    Johann Meyer: "I know that during the past eighteen or twenty years the German members of our association have been slighted by the English members. However, the fault lies with the Germans who did not attend the meetings although their membership is numerically stronger than the English membership. Had they done their duty, the former Treasurer would not have been able to 4abscond or squander the money of the Union."

    Chairman: "I know from observation that the Germans could completely control the affairs of our organization if they would act as a unit. The principal offices were entrusted to the Germans for five years. It was not until 1869 that participation in the business matters of the union by the Germans began to decline. It is true, they alone are to blame, because they failed to assert their influence. However, if we Germans again organize an independent association, we will have to take active interest in its success, if it is to be of any benefit to us. I am opposed to any rash procedure and advise that we give this matter very careful thought before we take action, for there are unreliable men among the Germans also."

    Mr. Stephan: "I protest against the statement recently made by German stone-cutters who are working on the new post-office--that they are the only respectable representatives of the craft. I think that much dishonesty is being practiced in connection with the erection of this Government building, 5and that we ought to demand a rigid investigation."

    Mr. Isermann: "I would like to call your attention to the way the cabinetmakers and masons administer the affairs of their associations. They have special sections for Germans, and we ought to make a similar arrangement. The dishonesty prevailing among employers who are building the new post-office is one of the reasons why this meeting was called. They must cease discriminating against the German element. We are full-pledged citizens of this country and pay taxes, and therefore we have just as much, if not more right to work than the Canadians who were enemies of the Union during the Civil War and who sheltered Rebels."
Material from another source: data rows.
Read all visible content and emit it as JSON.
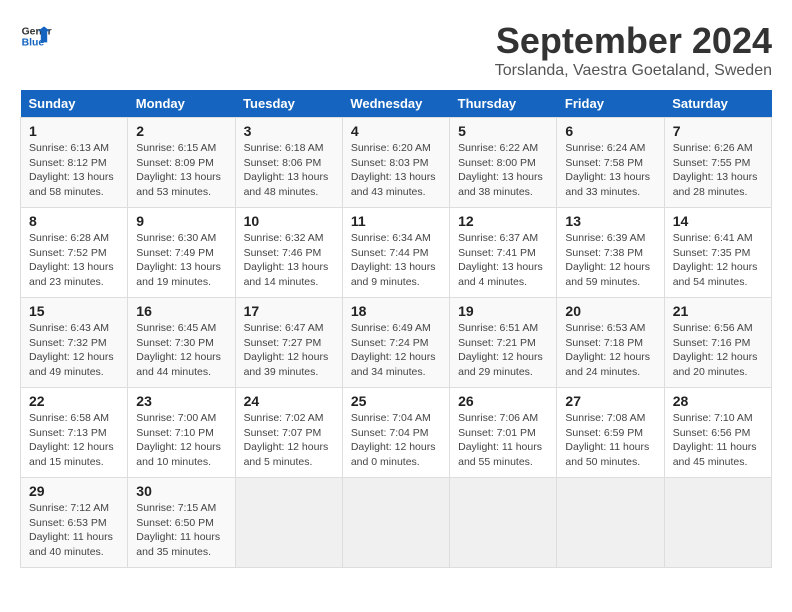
{
  "header": {
    "logo_line1": "General",
    "logo_line2": "Blue",
    "month_year": "September 2024",
    "location": "Torslanda, Vaestra Goetaland, Sweden"
  },
  "calendar": {
    "days_of_week": [
      "Sunday",
      "Monday",
      "Tuesday",
      "Wednesday",
      "Thursday",
      "Friday",
      "Saturday"
    ],
    "weeks": [
      [
        {
          "day": "",
          "info": ""
        },
        {
          "day": "2",
          "info": "Sunrise: 6:15 AM\nSunset: 8:09 PM\nDaylight: 13 hours\nand 53 minutes."
        },
        {
          "day": "3",
          "info": "Sunrise: 6:18 AM\nSunset: 8:06 PM\nDaylight: 13 hours\nand 48 minutes."
        },
        {
          "day": "4",
          "info": "Sunrise: 6:20 AM\nSunset: 8:03 PM\nDaylight: 13 hours\nand 43 minutes."
        },
        {
          "day": "5",
          "info": "Sunrise: 6:22 AM\nSunset: 8:00 PM\nDaylight: 13 hours\nand 38 minutes."
        },
        {
          "day": "6",
          "info": "Sunrise: 6:24 AM\nSunset: 7:58 PM\nDaylight: 13 hours\nand 33 minutes."
        },
        {
          "day": "7",
          "info": "Sunrise: 6:26 AM\nSunset: 7:55 PM\nDaylight: 13 hours\nand 28 minutes."
        }
      ],
      [
        {
          "day": "8",
          "info": "Sunrise: 6:28 AM\nSunset: 7:52 PM\nDaylight: 13 hours\nand 23 minutes."
        },
        {
          "day": "9",
          "info": "Sunrise: 6:30 AM\nSunset: 7:49 PM\nDaylight: 13 hours\nand 19 minutes."
        },
        {
          "day": "10",
          "info": "Sunrise: 6:32 AM\nSunset: 7:46 PM\nDaylight: 13 hours\nand 14 minutes."
        },
        {
          "day": "11",
          "info": "Sunrise: 6:34 AM\nSunset: 7:44 PM\nDaylight: 13 hours\nand 9 minutes."
        },
        {
          "day": "12",
          "info": "Sunrise: 6:37 AM\nSunset: 7:41 PM\nDaylight: 13 hours\nand 4 minutes."
        },
        {
          "day": "13",
          "info": "Sunrise: 6:39 AM\nSunset: 7:38 PM\nDaylight: 12 hours\nand 59 minutes."
        },
        {
          "day": "14",
          "info": "Sunrise: 6:41 AM\nSunset: 7:35 PM\nDaylight: 12 hours\nand 54 minutes."
        }
      ],
      [
        {
          "day": "15",
          "info": "Sunrise: 6:43 AM\nSunset: 7:32 PM\nDaylight: 12 hours\nand 49 minutes."
        },
        {
          "day": "16",
          "info": "Sunrise: 6:45 AM\nSunset: 7:30 PM\nDaylight: 12 hours\nand 44 minutes."
        },
        {
          "day": "17",
          "info": "Sunrise: 6:47 AM\nSunset: 7:27 PM\nDaylight: 12 hours\nand 39 minutes."
        },
        {
          "day": "18",
          "info": "Sunrise: 6:49 AM\nSunset: 7:24 PM\nDaylight: 12 hours\nand 34 minutes."
        },
        {
          "day": "19",
          "info": "Sunrise: 6:51 AM\nSunset: 7:21 PM\nDaylight: 12 hours\nand 29 minutes."
        },
        {
          "day": "20",
          "info": "Sunrise: 6:53 AM\nSunset: 7:18 PM\nDaylight: 12 hours\nand 24 minutes."
        },
        {
          "day": "21",
          "info": "Sunrise: 6:56 AM\nSunset: 7:16 PM\nDaylight: 12 hours\nand 20 minutes."
        }
      ],
      [
        {
          "day": "22",
          "info": "Sunrise: 6:58 AM\nSunset: 7:13 PM\nDaylight: 12 hours\nand 15 minutes."
        },
        {
          "day": "23",
          "info": "Sunrise: 7:00 AM\nSunset: 7:10 PM\nDaylight: 12 hours\nand 10 minutes."
        },
        {
          "day": "24",
          "info": "Sunrise: 7:02 AM\nSunset: 7:07 PM\nDaylight: 12 hours\nand 5 minutes."
        },
        {
          "day": "25",
          "info": "Sunrise: 7:04 AM\nSunset: 7:04 PM\nDaylight: 12 hours\nand 0 minutes."
        },
        {
          "day": "26",
          "info": "Sunrise: 7:06 AM\nSunset: 7:01 PM\nDaylight: 11 hours\nand 55 minutes."
        },
        {
          "day": "27",
          "info": "Sunrise: 7:08 AM\nSunset: 6:59 PM\nDaylight: 11 hours\nand 50 minutes."
        },
        {
          "day": "28",
          "info": "Sunrise: 7:10 AM\nSunset: 6:56 PM\nDaylight: 11 hours\nand 45 minutes."
        }
      ],
      [
        {
          "day": "29",
          "info": "Sunrise: 7:12 AM\nSunset: 6:53 PM\nDaylight: 11 hours\nand 40 minutes."
        },
        {
          "day": "30",
          "info": "Sunrise: 7:15 AM\nSunset: 6:50 PM\nDaylight: 11 hours\nand 35 minutes."
        },
        {
          "day": "",
          "info": ""
        },
        {
          "day": "",
          "info": ""
        },
        {
          "day": "",
          "info": ""
        },
        {
          "day": "",
          "info": ""
        },
        {
          "day": "",
          "info": ""
        }
      ]
    ],
    "week0_day1": {
      "day": "1",
      "info": "Sunrise: 6:13 AM\nSunset: 8:12 PM\nDaylight: 13 hours\nand 58 minutes."
    }
  }
}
    Mr. Loss: "I have worked at the Federal Building for twenty-two days, and I know that the stonecutters have elected a committee to investigate the alleged dishonesty."

    Mr. Schweitzer: "I believe that if those stonecutters employed at the Federal Building who are not citizens of the United States would be dismissed, the 6number of employes would be decreased by eighty-five per cent."

    During the course of the debate many very uncomplimentary things were said about Mr. Selius, a stonecutter employed at the Federal Building, who stated that Germans would rather sit at the bar and drink beer than work.

    Mr. Isermann recommended that a committee be appointed to draft a program for a future meeting. This recommendation was accepted. The following men were chosen to serve as members of this committee: Hanno Isermann, Friedrich Schweitzer, Johann Meyer, John Williams, Adam Stephan, H. F. Riepel.

    Adjournment followed.

    I D 2 a 3, III A